● **WORK TASK**:
When the string "JSON" appears in a line of the records, show the whole line.

########

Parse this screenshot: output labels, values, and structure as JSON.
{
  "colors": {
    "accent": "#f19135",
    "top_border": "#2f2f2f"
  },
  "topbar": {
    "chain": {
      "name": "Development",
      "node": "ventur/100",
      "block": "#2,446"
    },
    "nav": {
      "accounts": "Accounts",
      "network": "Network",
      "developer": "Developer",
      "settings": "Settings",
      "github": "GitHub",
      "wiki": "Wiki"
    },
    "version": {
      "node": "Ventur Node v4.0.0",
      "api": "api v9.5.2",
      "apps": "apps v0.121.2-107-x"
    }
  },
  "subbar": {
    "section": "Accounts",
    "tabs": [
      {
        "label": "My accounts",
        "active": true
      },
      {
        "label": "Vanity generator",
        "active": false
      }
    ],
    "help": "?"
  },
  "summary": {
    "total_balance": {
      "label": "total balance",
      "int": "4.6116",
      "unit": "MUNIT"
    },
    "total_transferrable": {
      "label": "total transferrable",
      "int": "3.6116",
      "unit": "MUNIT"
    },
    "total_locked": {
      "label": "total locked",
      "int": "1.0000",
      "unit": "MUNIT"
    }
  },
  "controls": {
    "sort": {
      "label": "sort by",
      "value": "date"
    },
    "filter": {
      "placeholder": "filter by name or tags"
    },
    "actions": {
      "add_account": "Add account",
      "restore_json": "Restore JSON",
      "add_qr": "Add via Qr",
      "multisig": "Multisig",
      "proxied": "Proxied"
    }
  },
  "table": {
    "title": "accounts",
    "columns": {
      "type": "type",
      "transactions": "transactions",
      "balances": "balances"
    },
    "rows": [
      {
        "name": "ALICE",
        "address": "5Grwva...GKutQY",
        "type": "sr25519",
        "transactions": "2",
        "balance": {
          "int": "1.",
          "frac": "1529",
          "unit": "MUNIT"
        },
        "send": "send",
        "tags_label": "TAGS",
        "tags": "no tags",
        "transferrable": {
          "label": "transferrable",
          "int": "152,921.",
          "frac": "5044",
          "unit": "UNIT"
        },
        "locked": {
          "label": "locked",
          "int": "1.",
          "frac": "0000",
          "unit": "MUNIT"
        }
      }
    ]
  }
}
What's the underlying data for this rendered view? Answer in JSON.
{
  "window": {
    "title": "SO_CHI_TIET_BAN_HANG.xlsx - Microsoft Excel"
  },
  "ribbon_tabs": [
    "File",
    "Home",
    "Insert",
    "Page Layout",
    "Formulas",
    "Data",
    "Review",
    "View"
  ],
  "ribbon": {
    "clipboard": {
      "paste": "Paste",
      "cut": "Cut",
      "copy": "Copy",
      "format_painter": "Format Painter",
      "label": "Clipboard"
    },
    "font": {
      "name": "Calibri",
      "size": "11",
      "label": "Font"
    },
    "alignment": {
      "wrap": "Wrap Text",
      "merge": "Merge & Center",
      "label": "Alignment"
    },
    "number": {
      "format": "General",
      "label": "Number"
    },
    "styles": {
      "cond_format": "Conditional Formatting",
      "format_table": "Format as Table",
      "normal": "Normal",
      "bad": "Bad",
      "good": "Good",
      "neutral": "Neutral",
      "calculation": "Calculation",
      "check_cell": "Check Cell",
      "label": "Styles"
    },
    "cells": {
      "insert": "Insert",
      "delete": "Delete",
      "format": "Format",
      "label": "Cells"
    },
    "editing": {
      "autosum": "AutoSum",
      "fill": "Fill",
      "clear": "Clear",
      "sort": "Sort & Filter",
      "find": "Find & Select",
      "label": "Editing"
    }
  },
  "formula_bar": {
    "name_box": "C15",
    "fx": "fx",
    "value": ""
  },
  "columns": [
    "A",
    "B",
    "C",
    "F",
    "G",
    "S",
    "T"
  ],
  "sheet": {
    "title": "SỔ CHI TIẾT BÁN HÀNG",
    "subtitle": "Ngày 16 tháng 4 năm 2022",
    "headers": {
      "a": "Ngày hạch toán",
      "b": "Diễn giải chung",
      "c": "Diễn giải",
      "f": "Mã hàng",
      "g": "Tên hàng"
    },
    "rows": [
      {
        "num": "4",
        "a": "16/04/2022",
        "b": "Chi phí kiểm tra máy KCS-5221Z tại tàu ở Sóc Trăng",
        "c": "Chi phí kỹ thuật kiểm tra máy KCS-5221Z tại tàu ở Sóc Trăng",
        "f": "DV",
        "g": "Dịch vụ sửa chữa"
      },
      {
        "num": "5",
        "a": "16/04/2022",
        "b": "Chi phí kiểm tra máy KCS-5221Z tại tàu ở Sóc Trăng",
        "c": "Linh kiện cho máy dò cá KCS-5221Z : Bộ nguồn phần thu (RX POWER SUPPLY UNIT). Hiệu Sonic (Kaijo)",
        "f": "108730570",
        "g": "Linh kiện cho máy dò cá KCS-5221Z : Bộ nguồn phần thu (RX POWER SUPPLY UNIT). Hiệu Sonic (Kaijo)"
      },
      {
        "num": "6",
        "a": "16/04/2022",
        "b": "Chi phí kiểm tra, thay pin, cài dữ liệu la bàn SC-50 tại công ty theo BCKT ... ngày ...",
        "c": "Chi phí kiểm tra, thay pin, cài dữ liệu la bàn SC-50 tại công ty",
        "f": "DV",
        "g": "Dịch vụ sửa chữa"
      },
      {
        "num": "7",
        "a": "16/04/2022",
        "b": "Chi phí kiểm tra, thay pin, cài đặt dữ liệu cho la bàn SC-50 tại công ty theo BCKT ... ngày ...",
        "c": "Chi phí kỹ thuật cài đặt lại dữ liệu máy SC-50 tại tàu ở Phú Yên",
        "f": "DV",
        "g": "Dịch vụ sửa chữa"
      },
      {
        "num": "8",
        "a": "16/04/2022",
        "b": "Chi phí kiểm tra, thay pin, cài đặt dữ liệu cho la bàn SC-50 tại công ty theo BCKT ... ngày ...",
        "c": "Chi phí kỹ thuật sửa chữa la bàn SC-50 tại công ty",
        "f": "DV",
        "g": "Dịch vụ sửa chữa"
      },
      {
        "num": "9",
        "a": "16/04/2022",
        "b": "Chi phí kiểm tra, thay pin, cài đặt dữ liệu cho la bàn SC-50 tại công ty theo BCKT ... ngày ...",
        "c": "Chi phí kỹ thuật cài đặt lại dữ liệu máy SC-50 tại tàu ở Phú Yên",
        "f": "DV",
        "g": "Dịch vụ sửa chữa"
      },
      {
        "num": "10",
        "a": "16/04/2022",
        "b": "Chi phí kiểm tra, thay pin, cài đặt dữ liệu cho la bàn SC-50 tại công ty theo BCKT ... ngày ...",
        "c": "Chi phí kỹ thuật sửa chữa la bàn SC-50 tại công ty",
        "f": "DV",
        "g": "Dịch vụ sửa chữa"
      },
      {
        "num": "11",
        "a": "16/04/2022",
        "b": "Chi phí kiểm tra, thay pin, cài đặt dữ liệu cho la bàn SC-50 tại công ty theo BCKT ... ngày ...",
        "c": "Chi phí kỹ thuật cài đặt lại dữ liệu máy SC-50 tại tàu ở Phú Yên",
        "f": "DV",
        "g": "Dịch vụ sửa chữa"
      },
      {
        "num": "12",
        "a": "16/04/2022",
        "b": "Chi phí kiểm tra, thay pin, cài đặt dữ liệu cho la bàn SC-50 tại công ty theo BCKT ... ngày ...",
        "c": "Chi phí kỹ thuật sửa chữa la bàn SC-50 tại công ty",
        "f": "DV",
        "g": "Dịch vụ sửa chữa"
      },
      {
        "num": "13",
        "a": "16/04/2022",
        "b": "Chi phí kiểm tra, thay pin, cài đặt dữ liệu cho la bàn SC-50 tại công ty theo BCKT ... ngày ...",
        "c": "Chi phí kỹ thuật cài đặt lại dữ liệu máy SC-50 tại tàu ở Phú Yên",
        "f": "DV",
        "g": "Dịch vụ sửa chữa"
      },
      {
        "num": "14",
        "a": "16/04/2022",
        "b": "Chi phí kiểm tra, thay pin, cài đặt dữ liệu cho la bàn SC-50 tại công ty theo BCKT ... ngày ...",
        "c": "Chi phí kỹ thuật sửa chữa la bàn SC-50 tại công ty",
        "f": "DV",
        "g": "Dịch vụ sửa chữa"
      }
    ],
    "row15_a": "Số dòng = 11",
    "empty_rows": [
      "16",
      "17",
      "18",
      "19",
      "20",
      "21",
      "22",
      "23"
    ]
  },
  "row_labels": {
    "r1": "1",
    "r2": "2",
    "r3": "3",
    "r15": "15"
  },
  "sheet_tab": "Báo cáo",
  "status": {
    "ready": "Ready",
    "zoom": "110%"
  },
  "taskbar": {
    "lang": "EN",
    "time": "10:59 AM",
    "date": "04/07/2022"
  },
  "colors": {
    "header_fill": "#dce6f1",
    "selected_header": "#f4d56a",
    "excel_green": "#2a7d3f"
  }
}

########

● **RESULT FOR THIS EXERCISE**:
Parse this screenshot: output labels, values, and structure as JSON.
      "restore_json": "Restore JSON",
What's the underlying data for this rendered view? Answer in JSON.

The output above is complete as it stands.